It may read like a tabloid headline, but it seems that Janet Jackson's 1989 song "Rhythm Nation" has the power to crash laptops, according to a blog post (opens in new tab) on Microsoft's devblogs - and a subsequent vulnerability has been raised on the CVE database, as noted by The Register.
The tale comes from a Microsoft devblog post (opens in new tab) by Raymond Chen, who recalls a story shared by a colleague from way back in the days of Windows XP - 2005 or so. It was noticed that playing the music video to "Rhythm Nation" - a moderate hit for Jackson, reaching number two in the Billboard Hot 100 and picking up a Grammy nomination for its production - over a laptop’s speakers would sometimes crash a different laptop placed nearby.
This was, as you might expect, very puzzling.
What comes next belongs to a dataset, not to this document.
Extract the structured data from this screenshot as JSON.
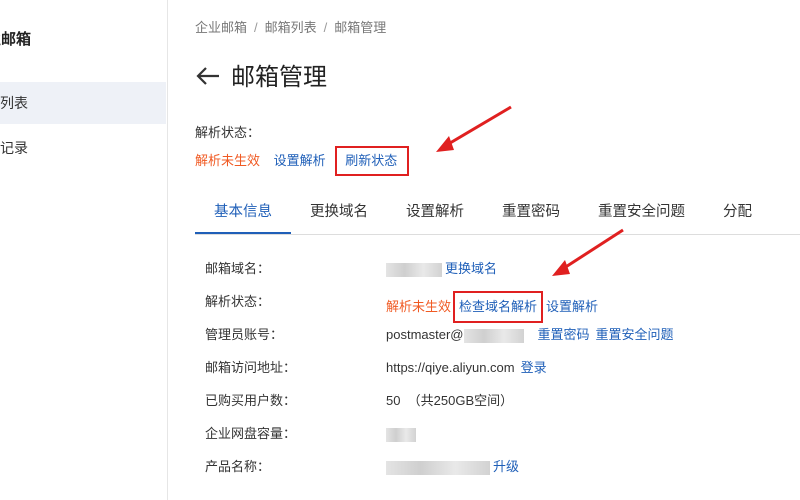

Eventually, someone applied their massive brain to the problem and worked out that, rather than being a response from the laptop to the quality of the music, the tune contained the resonant frequency of the victim’s 5,400 RPM hard drive, so playing the song near it caused the platters to wobble, contact the drive head, and crash.
As you’ll no doubt remember from high school, resonant frequency is a property of a material that sees an increase in oscillation amplitude when a force is applied at that particular frequency that you wouldn’t see if the force was applied at any other frequency.
The susceptible laptops’ manufacturer responded to the problem by creating a custom digital filter in the audio system that stripped the frequencies, nullifying at least the problem of a Jackson-pumping laptop junking itself. The problem went away, as did 5,400 RPM hard drives in laptops.
Until, that is, Chen published the reminiscence on his blog, dated 16th August. This seems to have kicked something into gear, or possibly sent out a pulse of resonant frequencies, and caused a new addition (opens in new tab) to the register of Common Vulnerabilities and Exposures, dated 17th August. The vulnerability has been assigned a reference number, and received an acknowledgement from security vendor Tenable (opens in new tab).